(Description of the task)
Copy each line of the data below with the word "screenshot".

App and web page records
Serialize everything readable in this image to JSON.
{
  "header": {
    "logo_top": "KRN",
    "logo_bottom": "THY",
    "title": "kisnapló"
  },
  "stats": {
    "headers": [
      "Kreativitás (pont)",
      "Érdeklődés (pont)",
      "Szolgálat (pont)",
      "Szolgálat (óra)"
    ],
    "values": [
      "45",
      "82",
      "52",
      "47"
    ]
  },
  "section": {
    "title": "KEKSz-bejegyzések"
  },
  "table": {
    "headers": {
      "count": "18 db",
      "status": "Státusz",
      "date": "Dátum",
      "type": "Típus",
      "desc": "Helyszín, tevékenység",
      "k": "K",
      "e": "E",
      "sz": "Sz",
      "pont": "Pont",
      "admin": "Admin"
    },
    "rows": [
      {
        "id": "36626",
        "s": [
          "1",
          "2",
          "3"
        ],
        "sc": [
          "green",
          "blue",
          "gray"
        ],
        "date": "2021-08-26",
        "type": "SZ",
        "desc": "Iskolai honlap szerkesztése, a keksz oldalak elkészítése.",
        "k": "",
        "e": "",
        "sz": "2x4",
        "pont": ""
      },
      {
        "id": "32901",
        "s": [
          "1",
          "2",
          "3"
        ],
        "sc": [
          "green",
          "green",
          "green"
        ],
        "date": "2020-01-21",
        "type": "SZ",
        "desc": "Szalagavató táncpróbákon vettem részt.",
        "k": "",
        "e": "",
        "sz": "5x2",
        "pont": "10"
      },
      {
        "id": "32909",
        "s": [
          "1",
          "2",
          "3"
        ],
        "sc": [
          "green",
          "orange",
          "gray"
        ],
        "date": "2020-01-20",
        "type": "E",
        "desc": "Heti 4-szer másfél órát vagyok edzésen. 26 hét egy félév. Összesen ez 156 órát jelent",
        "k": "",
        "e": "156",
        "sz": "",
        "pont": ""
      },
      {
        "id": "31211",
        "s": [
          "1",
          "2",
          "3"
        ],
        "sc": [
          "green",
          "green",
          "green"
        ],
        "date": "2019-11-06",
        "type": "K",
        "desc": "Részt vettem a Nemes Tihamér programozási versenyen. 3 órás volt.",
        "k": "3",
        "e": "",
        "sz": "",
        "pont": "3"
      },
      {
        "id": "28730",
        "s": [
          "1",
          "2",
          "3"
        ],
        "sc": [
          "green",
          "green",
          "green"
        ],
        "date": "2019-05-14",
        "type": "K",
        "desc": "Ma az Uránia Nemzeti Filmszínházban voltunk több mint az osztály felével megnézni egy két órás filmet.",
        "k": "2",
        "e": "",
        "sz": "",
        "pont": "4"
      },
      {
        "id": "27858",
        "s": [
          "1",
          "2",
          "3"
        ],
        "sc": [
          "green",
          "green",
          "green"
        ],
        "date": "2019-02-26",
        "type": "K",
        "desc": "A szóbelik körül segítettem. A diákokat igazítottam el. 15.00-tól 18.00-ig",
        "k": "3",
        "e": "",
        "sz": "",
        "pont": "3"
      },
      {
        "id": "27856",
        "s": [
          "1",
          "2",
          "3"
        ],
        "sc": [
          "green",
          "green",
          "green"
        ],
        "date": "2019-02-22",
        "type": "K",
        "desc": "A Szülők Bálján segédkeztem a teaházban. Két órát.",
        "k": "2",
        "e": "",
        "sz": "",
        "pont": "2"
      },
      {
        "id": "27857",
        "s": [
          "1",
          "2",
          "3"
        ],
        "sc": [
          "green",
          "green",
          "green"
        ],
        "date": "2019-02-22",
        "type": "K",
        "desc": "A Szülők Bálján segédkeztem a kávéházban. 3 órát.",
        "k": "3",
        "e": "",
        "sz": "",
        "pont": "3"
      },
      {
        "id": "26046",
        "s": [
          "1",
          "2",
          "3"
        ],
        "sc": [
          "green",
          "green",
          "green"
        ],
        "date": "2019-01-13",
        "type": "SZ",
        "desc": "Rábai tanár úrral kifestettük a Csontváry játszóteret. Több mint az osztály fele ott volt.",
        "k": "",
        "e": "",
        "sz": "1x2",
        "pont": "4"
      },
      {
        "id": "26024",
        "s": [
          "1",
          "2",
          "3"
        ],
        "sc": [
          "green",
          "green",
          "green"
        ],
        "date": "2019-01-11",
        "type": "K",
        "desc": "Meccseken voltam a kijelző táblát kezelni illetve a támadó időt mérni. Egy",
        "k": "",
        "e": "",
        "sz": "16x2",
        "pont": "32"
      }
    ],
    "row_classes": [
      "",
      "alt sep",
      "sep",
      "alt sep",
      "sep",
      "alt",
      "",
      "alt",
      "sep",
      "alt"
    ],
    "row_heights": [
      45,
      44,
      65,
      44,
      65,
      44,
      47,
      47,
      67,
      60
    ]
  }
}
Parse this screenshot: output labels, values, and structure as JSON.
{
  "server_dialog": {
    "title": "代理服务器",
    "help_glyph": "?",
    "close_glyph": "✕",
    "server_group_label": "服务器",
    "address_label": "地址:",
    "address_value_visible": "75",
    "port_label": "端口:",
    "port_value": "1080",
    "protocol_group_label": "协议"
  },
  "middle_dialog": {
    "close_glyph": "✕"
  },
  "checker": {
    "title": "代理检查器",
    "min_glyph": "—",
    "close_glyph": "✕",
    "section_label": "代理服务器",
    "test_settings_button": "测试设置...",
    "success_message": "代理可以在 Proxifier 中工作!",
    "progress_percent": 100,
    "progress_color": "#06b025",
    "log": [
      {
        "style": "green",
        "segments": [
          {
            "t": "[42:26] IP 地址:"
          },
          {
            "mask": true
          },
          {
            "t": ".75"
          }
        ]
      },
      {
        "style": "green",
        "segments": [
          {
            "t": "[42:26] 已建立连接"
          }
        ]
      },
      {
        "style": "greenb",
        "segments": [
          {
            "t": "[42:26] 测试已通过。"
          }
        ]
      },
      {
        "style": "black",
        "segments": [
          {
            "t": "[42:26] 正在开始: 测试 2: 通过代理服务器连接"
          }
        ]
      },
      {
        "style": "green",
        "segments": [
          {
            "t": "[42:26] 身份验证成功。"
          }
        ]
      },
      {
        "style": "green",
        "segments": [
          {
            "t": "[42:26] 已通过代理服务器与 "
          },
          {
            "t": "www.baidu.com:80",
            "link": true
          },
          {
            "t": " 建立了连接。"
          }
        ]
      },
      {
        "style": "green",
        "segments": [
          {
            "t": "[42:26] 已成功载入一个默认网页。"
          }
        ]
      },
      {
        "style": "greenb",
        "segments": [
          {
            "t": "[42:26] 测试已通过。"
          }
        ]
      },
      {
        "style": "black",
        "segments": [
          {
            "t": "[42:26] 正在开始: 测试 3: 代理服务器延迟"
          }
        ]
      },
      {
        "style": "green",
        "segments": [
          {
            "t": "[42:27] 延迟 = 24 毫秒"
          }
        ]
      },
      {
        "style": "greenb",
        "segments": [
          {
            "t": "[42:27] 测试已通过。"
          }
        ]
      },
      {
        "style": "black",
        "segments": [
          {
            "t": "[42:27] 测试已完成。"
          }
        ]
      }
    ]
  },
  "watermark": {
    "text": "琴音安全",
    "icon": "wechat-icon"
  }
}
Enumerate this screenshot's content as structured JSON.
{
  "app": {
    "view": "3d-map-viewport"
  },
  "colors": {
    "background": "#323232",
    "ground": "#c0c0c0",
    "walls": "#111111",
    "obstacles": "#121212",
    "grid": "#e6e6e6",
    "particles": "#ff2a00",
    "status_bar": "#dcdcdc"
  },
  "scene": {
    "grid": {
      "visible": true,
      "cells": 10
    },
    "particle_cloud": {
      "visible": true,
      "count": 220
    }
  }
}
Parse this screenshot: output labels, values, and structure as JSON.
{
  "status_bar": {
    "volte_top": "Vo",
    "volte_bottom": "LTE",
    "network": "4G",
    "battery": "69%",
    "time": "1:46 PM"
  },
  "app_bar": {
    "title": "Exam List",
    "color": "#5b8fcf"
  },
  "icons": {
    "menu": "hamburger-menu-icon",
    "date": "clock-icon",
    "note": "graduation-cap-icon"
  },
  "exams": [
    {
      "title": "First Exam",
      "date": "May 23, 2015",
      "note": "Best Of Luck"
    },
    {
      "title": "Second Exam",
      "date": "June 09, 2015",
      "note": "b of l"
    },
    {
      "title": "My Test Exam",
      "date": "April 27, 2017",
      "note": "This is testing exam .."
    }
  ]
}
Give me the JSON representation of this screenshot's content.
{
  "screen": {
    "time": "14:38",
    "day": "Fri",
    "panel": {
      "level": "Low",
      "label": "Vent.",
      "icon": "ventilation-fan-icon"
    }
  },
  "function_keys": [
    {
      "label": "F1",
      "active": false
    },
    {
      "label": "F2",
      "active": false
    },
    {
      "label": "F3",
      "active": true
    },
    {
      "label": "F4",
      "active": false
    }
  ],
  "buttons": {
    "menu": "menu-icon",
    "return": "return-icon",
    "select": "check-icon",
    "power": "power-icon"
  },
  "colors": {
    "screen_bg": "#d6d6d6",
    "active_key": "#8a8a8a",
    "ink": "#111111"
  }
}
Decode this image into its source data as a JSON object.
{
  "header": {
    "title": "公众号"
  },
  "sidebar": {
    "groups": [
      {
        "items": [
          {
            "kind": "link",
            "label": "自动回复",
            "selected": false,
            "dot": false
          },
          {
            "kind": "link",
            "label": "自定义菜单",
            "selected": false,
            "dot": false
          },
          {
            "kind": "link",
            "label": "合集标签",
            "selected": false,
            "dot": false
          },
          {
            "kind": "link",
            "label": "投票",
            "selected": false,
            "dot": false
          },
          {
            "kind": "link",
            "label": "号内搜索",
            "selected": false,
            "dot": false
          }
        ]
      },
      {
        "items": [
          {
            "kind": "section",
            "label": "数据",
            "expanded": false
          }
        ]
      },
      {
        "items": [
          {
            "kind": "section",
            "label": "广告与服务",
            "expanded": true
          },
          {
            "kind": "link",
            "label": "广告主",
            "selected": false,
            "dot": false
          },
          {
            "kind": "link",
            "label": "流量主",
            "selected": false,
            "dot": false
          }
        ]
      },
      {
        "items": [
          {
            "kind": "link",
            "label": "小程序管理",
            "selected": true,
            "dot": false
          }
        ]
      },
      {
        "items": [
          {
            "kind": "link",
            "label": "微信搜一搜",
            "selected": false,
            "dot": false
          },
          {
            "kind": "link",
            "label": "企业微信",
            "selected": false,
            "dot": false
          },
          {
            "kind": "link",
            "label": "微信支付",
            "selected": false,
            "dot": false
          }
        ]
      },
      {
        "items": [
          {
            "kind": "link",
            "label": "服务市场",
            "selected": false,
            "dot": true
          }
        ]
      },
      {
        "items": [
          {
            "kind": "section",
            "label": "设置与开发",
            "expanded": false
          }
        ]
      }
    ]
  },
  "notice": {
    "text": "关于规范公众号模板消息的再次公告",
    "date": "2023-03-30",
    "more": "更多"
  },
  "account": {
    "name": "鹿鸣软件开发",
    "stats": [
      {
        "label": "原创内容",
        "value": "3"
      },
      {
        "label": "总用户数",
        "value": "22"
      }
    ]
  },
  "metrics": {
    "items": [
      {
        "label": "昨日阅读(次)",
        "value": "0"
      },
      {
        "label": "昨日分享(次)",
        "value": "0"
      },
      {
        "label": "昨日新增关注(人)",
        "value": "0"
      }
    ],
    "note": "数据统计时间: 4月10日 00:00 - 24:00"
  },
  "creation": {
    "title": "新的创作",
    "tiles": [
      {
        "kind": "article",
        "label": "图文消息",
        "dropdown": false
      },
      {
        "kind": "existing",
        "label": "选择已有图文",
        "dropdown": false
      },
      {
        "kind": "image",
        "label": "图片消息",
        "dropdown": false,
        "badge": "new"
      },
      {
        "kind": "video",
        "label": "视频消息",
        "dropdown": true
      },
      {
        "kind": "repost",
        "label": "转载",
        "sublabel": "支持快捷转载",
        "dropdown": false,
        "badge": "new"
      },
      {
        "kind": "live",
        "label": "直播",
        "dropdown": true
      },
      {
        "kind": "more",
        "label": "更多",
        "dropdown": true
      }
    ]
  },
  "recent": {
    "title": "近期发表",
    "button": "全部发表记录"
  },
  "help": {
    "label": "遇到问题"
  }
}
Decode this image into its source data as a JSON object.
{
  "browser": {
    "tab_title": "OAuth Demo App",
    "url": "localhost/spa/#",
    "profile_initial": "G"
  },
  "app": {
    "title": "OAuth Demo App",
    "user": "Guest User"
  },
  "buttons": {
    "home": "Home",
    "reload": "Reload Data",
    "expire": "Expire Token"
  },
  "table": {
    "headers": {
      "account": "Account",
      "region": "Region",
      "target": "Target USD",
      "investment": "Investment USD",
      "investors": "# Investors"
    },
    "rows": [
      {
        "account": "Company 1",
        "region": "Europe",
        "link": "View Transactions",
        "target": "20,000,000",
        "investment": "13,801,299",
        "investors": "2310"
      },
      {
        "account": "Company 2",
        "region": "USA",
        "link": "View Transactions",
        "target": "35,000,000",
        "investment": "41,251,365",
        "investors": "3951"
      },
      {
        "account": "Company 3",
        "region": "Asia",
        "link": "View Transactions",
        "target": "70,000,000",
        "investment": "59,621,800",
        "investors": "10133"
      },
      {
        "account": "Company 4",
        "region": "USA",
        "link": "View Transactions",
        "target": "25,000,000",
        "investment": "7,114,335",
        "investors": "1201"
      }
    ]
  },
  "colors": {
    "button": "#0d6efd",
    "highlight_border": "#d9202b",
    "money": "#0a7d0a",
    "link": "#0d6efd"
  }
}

(Result of this exercise)
Parse this screenshot: output labels, values, and structure as JSON.
Enumerate this screenshot's content as structured JSON.
Parse this screenshot: output labels, values, and structure as JSON.
Give me the JSON representation of this screenshot's content.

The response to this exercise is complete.